It is in this context that Nadwat al-ulama was established in1893 (1311AH). Its founders’ aims were to bridge the differences among Muslims. They set out to do this by encouraging an atmosphere of mutual respect and tolerance as a firm basis for co-operation among Muslims; and by bringing about suitable changes and improvements in the old syllabuses of the Islamic madrasas so as to equip Muslims with the knowledge needed to cope with the realities of the time.
Among the main policies that Nadwat al-ulama pursued were:
1. To turn away from the old kalam/theology discussions to put the focus of study on the sirah of the Prophet and the history of Islam. At that time Western orientalist scholars and missionaries were systematically challenging the foundational texts and narratives of the Muslims and stirring up doubts and uncertainties about them. Accordingly, Muslims had to focus on these topics, and to abandon the old and sterile contentions about theological and legal details.
2. To be flexible about differences between and within the legal schools,to teach tolerance of the judgements and practice of others, and to allow healthy discussion in the classrooms so that the reasons for the differences were properly understood. Tolerance can only be sustained on the basis of knowledge and understanding of the reasoning that leads others to judgements different from one’s own.
3. To reform the old curriculum and make room for the study of whatever, in the modern sciences,could be beneficial to Muslims individually and collectively.

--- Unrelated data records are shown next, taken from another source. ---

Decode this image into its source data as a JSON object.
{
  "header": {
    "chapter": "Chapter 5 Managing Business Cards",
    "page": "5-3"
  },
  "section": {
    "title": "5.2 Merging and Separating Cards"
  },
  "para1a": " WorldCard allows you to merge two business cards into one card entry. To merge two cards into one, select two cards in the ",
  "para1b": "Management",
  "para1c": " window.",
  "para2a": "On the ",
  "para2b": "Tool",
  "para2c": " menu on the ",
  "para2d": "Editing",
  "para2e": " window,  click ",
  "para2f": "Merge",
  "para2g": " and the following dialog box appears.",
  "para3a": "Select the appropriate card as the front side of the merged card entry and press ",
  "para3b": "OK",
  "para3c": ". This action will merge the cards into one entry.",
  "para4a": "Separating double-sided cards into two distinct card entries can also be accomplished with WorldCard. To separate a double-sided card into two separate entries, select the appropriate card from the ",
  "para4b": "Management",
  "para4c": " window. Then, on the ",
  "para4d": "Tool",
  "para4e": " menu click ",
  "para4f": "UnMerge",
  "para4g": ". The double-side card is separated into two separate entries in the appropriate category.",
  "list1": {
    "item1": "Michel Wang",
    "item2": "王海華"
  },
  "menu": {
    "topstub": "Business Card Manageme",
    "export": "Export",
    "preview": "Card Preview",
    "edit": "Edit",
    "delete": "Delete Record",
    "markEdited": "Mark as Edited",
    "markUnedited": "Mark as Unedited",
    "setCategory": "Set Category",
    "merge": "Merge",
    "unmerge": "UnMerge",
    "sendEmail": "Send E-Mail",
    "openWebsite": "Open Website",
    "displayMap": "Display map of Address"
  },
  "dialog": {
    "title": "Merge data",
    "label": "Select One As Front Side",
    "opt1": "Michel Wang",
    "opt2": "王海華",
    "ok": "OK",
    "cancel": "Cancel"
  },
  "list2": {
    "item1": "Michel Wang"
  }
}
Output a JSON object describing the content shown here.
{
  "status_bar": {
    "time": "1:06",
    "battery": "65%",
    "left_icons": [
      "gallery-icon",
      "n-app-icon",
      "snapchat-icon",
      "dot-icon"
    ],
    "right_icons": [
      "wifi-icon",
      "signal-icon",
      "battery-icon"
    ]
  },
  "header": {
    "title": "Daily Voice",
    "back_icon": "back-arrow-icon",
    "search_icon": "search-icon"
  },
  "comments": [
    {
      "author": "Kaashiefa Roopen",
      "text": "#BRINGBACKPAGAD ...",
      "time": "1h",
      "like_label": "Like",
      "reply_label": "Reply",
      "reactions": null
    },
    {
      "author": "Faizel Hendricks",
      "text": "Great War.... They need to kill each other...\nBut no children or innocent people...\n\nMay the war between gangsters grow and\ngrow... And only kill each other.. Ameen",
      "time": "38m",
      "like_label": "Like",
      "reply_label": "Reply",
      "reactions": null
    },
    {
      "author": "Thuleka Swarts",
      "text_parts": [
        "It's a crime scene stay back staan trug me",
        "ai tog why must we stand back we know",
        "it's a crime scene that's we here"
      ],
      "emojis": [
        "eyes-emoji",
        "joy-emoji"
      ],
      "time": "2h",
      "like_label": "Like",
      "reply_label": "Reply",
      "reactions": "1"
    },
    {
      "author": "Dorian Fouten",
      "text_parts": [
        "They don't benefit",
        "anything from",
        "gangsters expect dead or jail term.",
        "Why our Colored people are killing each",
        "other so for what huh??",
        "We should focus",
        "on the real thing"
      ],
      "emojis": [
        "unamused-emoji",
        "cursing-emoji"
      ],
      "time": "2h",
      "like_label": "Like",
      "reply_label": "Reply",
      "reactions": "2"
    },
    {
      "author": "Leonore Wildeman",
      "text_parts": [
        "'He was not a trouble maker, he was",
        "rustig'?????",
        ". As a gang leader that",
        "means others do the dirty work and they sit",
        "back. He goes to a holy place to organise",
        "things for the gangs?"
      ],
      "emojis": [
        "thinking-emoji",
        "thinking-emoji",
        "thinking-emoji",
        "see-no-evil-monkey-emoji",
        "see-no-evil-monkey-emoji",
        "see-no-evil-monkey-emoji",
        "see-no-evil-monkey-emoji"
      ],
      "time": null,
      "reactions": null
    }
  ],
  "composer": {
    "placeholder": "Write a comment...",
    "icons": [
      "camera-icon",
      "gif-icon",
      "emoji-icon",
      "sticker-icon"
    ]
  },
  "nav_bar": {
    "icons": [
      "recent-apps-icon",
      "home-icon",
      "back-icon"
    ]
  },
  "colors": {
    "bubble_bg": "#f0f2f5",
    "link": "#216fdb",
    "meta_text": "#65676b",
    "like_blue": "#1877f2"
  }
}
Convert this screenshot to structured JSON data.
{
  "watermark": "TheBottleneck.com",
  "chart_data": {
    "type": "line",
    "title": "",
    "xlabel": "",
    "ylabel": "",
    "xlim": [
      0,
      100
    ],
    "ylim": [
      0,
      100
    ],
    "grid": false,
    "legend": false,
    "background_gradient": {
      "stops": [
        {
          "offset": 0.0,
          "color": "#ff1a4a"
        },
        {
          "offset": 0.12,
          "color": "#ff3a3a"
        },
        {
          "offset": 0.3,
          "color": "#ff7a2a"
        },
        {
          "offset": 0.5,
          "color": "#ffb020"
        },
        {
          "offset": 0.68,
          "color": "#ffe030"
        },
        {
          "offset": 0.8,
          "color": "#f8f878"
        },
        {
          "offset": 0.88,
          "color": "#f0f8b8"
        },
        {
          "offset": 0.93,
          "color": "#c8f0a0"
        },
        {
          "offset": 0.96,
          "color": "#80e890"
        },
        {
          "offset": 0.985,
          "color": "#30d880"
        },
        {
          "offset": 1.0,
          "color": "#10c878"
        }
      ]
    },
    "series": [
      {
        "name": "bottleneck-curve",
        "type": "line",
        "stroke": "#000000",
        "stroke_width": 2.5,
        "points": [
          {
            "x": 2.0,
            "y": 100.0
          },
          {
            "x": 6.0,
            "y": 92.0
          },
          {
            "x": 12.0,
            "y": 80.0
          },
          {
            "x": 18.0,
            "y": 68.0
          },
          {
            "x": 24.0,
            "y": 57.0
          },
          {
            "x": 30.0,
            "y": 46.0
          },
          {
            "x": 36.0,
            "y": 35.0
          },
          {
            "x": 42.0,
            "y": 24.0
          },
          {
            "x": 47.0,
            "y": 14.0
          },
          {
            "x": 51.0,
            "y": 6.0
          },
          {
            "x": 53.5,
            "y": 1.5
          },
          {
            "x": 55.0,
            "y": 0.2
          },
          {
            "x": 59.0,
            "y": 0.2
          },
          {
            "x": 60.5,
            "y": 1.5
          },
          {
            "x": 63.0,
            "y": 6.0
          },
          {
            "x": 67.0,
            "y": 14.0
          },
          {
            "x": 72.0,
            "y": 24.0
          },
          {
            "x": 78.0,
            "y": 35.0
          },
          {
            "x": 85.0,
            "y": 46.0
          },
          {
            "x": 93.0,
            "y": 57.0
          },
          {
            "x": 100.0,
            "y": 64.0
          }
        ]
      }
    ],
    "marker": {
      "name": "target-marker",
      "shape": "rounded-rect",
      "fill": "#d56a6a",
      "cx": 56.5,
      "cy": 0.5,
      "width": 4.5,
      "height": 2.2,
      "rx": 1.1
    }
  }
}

Nadwat al-lama tried to produce broad-minded, broadly-educated scholars who would discharge their duty of explaining and practising Islam in the modern world; who would expound the eternal and universal elements of the Divine Message, the distinguishing features of the Sharia and the way of life envisaged and enjoined by Islam; and who would do this in a peaceable and persuasive manner with direct appeal to the modern mind. In some respects, the whole programme of the Nadwat al-ulama was designed to serve as a sort of confluence of the old and the new, where the new would be guided by the old, and the old refreshed and strengthened by the new.